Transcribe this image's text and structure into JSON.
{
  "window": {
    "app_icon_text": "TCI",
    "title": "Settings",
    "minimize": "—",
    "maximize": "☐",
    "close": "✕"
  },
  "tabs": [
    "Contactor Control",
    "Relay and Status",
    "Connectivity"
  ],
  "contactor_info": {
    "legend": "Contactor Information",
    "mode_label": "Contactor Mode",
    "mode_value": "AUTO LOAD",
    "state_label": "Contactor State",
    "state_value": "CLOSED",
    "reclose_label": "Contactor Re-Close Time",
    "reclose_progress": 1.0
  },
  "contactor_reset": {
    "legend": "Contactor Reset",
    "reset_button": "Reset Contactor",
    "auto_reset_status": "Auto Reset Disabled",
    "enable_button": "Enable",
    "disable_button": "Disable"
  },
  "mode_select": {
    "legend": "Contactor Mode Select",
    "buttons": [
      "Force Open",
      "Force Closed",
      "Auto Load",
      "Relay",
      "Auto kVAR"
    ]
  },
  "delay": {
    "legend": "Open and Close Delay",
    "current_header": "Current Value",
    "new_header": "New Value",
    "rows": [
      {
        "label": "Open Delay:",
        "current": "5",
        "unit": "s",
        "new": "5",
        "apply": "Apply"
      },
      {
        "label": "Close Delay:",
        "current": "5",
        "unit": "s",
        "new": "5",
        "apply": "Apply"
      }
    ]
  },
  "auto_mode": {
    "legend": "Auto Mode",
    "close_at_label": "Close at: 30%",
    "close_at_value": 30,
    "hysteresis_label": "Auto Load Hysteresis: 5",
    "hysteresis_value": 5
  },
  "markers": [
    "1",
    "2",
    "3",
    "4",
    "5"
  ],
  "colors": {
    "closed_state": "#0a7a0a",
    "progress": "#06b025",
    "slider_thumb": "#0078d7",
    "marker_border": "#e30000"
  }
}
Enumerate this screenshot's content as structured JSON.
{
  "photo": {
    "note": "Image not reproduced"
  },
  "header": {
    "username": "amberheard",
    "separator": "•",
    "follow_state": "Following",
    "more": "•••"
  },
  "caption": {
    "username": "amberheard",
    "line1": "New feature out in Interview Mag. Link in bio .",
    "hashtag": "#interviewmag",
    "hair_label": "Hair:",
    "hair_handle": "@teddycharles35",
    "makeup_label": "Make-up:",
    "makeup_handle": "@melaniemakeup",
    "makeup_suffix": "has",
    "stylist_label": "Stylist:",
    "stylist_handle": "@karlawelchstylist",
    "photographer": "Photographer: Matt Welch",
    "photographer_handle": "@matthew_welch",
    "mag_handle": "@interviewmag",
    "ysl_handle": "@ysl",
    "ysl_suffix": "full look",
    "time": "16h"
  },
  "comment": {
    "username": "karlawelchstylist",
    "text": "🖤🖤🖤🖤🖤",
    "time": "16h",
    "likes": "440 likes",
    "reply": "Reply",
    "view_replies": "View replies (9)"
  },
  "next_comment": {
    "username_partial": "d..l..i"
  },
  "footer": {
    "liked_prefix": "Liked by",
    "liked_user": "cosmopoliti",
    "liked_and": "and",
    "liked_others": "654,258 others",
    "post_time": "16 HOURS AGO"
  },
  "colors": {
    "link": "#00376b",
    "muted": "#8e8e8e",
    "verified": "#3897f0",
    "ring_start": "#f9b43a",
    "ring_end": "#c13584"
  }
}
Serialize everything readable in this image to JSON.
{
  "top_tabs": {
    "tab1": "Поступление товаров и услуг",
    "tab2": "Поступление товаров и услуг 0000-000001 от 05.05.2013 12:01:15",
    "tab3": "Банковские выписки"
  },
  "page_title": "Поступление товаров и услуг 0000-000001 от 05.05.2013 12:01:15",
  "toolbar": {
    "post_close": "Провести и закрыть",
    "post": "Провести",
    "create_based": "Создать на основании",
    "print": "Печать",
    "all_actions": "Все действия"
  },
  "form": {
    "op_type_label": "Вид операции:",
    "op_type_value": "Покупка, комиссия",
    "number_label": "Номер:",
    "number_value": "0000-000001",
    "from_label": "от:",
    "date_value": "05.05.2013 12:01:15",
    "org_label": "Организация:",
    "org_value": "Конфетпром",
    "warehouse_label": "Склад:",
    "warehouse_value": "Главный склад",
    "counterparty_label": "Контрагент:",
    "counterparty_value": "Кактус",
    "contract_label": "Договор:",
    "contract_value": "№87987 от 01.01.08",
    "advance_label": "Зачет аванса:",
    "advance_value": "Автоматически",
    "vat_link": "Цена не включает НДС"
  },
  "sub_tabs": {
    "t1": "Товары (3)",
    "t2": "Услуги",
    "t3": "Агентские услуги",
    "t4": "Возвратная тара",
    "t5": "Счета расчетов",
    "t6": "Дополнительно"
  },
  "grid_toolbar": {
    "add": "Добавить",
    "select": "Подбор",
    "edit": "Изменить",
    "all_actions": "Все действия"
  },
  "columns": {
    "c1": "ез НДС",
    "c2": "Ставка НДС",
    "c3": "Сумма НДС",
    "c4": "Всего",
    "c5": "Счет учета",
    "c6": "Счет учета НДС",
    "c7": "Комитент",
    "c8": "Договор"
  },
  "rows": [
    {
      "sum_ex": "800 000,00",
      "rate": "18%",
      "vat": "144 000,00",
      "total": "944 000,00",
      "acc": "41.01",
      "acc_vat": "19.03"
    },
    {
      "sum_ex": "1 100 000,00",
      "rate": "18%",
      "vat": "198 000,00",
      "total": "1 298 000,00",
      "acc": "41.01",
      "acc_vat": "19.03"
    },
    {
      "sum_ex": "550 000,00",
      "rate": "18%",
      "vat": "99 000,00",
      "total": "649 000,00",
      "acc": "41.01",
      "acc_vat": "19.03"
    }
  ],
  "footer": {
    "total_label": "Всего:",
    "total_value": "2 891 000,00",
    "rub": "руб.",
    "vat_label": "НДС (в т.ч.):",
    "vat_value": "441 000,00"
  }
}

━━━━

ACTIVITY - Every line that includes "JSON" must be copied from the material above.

ANSWER BOX -
Transcribe this image's text and structure into JSON.
Enumerate this screenshot's content as structured JSON.
Serialize everything readable in this image to JSON.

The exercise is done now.